How to complete this task
Repeat the entries exactly, keeping every line as it is.

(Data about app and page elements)

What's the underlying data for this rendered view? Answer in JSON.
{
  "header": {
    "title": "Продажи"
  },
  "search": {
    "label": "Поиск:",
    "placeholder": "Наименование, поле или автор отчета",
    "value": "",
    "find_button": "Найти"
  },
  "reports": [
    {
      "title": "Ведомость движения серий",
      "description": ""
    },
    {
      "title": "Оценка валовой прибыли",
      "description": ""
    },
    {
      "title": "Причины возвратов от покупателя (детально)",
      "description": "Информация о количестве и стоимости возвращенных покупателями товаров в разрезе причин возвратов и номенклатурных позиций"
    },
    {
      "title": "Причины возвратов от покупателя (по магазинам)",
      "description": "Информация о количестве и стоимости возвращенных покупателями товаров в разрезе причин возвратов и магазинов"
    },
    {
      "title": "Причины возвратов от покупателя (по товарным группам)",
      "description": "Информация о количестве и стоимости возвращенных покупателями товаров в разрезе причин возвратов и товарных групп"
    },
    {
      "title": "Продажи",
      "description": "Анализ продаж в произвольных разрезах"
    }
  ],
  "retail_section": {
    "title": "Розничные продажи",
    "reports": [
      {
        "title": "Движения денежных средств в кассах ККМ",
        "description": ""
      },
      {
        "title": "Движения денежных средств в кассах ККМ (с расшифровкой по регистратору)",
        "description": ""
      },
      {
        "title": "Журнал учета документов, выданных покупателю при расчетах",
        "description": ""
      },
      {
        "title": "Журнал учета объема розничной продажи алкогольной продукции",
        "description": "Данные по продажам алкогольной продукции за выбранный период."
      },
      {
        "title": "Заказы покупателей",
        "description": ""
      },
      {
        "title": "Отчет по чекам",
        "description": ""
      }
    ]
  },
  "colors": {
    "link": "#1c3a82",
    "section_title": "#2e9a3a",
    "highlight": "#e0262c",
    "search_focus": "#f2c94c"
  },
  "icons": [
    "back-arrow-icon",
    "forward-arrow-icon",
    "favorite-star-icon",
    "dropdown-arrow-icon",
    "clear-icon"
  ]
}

Result of the task
What's the underlying data for this rendered view? Answer in JSON.
{
  "header": {
    "title": "Продажи"
  },
  "search": {
    "label": "Поиск:",
    "placeholder": "Наименование, поле или автор отчета",
    "value": "",
    "find_button": "Найти"
  },
  "reports": [
    {
      "title": "Ведомость движения серий",
      "description": ""
    },
    {
      "title": "Оценка валовой прибыли",
      "description": ""
    },
    {
      "title": "Причины возвратов от покупателя (детально)",
      "description": "Информация о количестве и стоимости возвращенных покупателями товаров в разрезе причин возвратов и номенклатурных позиций"
    },
    {
      "title": "Причины возвратов от покупателя (по магазинам)",
      "description": "Информация о количестве и стоимости возвращенных покупателями товаров в разрезе причин возвратов и магазинов"
    },
    {
      "title": "Причины возвратов от покупателя (по товарным группам)",
      "description": "Информация о количестве и стоимости возвращенных покупателями товаров в разрезе причин возвратов и товарных групп"
    },
    {
      "title": "Продажи",
      "description": "Анализ продаж в произвольных разрезах"
    }
  ],
  "retail_section": {
    "title": "Розничные продажи",
    "reports": [
      {
        "title": "Движения денежных средств в кассах ККМ",
        "description": ""
      },
      {
        "title": "Движения денежных средств в кассах ККМ (с расшифровкой по регистратору)",
        "description": ""
      },
      {
        "title": "Журнал учета документов, выданных покупателю при расчетах",
        "description": ""
      },
      {
        "title": "Журнал учета объема розничной продажи алкогольной продукции",
        "description": "Данные по продажам алкогольной продукции за выбранный период."
      },
      {
        "title": "Заказы покупателей",
        "description": ""
      },
      {
        "title": "Отчет по чекам",
        "description": ""
      }
    ]
  },
  "colors": {
    "link": "#1c3a82",
    "section_title": "#2e9a3a",
    "highlight": "#e0262c",
    "search_focus": "#f2c94c"
  },
  "icons": [
    "back-arrow-icon",
    "forward-arrow-icon",
    "favorite-star-icon",
    "dropdown-arrow-icon",
    "clear-icon"
  ]
}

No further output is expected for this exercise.